[[ Task inputs, beginning ]]

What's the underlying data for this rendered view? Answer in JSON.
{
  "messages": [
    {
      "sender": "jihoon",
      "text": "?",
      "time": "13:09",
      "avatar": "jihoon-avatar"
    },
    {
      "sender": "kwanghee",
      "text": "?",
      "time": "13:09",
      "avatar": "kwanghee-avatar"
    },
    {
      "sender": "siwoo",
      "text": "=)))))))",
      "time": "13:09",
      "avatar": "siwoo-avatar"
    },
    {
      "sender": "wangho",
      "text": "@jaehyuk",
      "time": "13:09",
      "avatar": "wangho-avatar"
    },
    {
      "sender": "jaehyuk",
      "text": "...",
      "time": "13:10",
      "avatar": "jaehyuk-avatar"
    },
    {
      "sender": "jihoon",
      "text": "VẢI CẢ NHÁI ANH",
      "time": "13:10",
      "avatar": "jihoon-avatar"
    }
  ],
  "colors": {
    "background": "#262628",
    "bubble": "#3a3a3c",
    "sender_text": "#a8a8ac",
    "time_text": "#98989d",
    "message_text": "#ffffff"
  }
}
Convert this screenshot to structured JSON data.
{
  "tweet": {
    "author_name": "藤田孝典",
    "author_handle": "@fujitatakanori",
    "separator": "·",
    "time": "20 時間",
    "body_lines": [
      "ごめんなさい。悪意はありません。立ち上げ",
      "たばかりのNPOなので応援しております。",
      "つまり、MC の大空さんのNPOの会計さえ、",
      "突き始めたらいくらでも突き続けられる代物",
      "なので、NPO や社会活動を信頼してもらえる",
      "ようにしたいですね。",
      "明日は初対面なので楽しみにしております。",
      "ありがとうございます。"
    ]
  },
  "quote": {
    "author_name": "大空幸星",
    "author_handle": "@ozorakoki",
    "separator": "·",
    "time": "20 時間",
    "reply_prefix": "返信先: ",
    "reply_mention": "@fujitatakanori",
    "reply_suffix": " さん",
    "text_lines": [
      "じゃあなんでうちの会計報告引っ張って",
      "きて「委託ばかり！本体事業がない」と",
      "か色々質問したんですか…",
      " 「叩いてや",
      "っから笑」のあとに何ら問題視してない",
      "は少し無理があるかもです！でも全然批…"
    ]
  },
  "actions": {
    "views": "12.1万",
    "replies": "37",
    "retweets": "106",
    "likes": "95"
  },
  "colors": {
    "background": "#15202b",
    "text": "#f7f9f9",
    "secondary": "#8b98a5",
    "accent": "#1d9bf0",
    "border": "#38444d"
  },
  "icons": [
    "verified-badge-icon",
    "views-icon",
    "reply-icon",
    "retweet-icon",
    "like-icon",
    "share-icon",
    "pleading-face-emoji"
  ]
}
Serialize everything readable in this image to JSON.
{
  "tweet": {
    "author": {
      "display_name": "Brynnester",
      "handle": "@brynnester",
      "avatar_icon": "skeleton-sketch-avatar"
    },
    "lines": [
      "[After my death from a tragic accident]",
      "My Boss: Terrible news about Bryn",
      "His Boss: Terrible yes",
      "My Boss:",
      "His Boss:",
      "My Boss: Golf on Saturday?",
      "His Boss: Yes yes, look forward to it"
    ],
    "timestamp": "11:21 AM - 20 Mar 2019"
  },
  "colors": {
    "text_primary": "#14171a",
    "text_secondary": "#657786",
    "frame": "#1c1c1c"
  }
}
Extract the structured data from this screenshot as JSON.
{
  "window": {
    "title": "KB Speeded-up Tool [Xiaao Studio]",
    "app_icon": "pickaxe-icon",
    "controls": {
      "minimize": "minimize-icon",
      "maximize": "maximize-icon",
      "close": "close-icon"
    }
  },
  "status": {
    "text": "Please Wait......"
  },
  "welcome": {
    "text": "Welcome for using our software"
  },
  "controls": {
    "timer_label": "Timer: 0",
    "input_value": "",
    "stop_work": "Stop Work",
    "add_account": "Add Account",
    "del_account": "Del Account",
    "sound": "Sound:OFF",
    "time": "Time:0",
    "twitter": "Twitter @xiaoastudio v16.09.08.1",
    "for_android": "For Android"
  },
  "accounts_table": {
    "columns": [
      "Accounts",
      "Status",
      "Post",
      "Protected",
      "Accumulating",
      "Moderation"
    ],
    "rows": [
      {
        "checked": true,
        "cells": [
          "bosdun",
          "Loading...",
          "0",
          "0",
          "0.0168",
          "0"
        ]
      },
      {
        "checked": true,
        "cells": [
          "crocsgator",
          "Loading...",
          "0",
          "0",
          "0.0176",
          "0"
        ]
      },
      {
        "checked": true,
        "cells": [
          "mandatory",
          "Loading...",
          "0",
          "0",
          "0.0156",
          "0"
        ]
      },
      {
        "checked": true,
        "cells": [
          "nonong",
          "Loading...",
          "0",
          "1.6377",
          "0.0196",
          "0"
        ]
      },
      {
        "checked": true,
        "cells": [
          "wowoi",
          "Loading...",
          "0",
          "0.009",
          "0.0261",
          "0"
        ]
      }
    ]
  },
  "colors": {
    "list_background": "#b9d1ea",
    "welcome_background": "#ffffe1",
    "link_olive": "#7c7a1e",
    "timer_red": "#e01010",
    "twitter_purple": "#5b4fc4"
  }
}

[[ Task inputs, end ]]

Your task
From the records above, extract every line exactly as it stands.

Finished task
What's the underlying data for this rendered view? Answer in JSON.
{
  "messages": [
    {
      "sender": "jihoon",
      "text": "?",
      "time": "13:09",
      "avatar": "jihoon-avatar"
    },
    {
      "sender": "kwanghee",
      "text": "?",
      "time": "13:09",
      "avatar": "kwanghee-avatar"
    },
    {
      "sender": "siwoo",
      "text": "=)))))))",
      "time": "13:09",
      "avatar": "siwoo-avatar"
    },
    {
      "sender": "wangho",
      "text": "@jaehyuk",
      "time": "13:09",
      "avatar": "wangho-avatar"
    },
    {
      "sender": "jaehyuk",
      "text": "...",
      "time": "13:10",
      "avatar": "jaehyuk-avatar"
    },
    {
      "sender": "jihoon",
      "text": "VẢI CẢ NHÁI ANH",
      "time": "13:10",
      "avatar": "jihoon-avatar"
    }
  ],
  "colors": {
    "background": "#262628",
    "bubble": "#3a3a3c",
    "sender_text": "#a8a8ac",
    "time_text": "#98989d",
    "message_text": "#ffffff"
  }
}
Convert this screenshot to structured JSON data.
{
  "tweet": {
    "author_name": "藤田孝典",
    "author_handle": "@fujitatakanori",
    "separator": "·",
    "time": "20 時間",
    "body_lines": [
      "ごめんなさい。悪意はありません。立ち上げ",
      "たばかりのNPOなので応援しております。",
      "つまり、MC の大空さんのNPOの会計さえ、",
      "突き始めたらいくらでも突き続けられる代物",
      "なので、NPO や社会活動を信頼してもらえる",
      "ようにしたいですね。",
      "明日は初対面なので楽しみにしております。",
      "ありがとうございます。"
    ]
  },
  "quote": {
    "author_name": "大空幸星",
    "author_handle": "@ozorakoki",
    "separator": "·",
    "time": "20 時間",
    "reply_prefix": "返信先: ",
    "reply_mention": "@fujitatakanori",
    "reply_suffix": " さん",
    "text_lines": [
      "じゃあなんでうちの会計報告引っ張って",
      "きて「委託ばかり！本体事業がない」と",
      "か色々質問したんですか…",
      " 「叩いてや",
      "っから笑」のあとに何ら問題視してない",
      "は少し無理があるかもです！でも全然批…"
    ]
  },
  "actions": {
    "views": "12.1万",
    "replies": "37",
    "retweets": "106",
    "likes": "95"
  },
  "colors": {
    "background": "#15202b",
    "text": "#f7f9f9",
    "secondary": "#8b98a5",
    "accent": "#1d9bf0",
    "border": "#38444d"
  },
  "icons": [
    "verified-badge-icon",
    "views-icon",
    "reply-icon",
    "retweet-icon",
    "like-icon",
    "share-icon",
    "pleading-face-emoji"
  ]
}
Serialize everything readable in this image to JSON.
{
  "tweet": {
    "author": {
      "display_name": "Brynnester",
      "handle": "@brynnester",
      "avatar_icon": "skeleton-sketch-avatar"
    },
    "lines": [
      "[After my death from a tragic accident]",
      "My Boss: Terrible news about Bryn",
      "His Boss: Terrible yes",
      "My Boss:",
      "His Boss:",
      "My Boss: Golf on Saturday?",
      "His Boss: Yes yes, look forward to it"
    ],
    "timestamp": "11:21 AM - 20 Mar 2019"
  },
  "colors": {
    "text_primary": "#14171a",
    "text_secondary": "#657786",
    "frame": "#1c1c1c"
  }
}
Extract the structured data from this screenshot as JSON.
{
  "window": {
    "title": "KB Speeded-up Tool [Xiaao Studio]",
    "app_icon": "pickaxe-icon",
    "controls": {
      "minimize": "minimize-icon",
      "maximize": "maximize-icon",
      "close": "close-icon"
    }
  },
  "status": {
    "text": "Please Wait......"
  },
  "welcome": {
    "text": "Welcome for using our software"
  },
  "controls": {
    "timer_label": "Timer: 0",
    "input_value": "",
    "stop_work": "Stop Work",
    "add_account": "Add Account",
    "del_account": "Del Account",
    "sound": "Sound:OFF",
    "time": "Time:0",
    "twitter": "Twitter @xiaoastudio v16.09.08.1",
    "for_android": "For Android"
  },
  "accounts_table": {
    "columns": [
      "Accounts",
      "Status",
      "Post",
      "Protected",
      "Accumulating",
      "Moderation"
    ],
    "rows": [
      {
        "checked": true,
        "cells": [
          "bosdun",
          "Loading...",
          "0",
          "0",
          "0.0168",
          "0"
        ]
      },
      {
        "checked": true,
        "cells": [
          "crocsgator",
          "Loading...",
          "0",
          "0",
          "0.0176",
          "0"
        ]
      },
      {
        "checked": true,
        "cells": [
          "mandatory",
          "Loading...",
          "0",
          "0",
          "0.0156",
          "0"
        ]
      },
      {
        "checked": true,
        "cells": [
          "nonong",
          "Loading...",
          "0",
          "1.6377",
          "0.0196",
          "0"
        ]
      },
      {
        "checked": true,
        "cells": [
          "wowoi",
          "Loading...",
          "0",
          "0.009",
          "0.0261",
          "0"
        ]
      }
    ]
  },
  "colors": {
    "list_background": "#b9d1ea",
    "welcome_background": "#ffffe1",
    "link_olive": "#7c7a1e",
    "timer_red": "#e01010",
    "twitter_purple": "#5b4fc4"
  }
}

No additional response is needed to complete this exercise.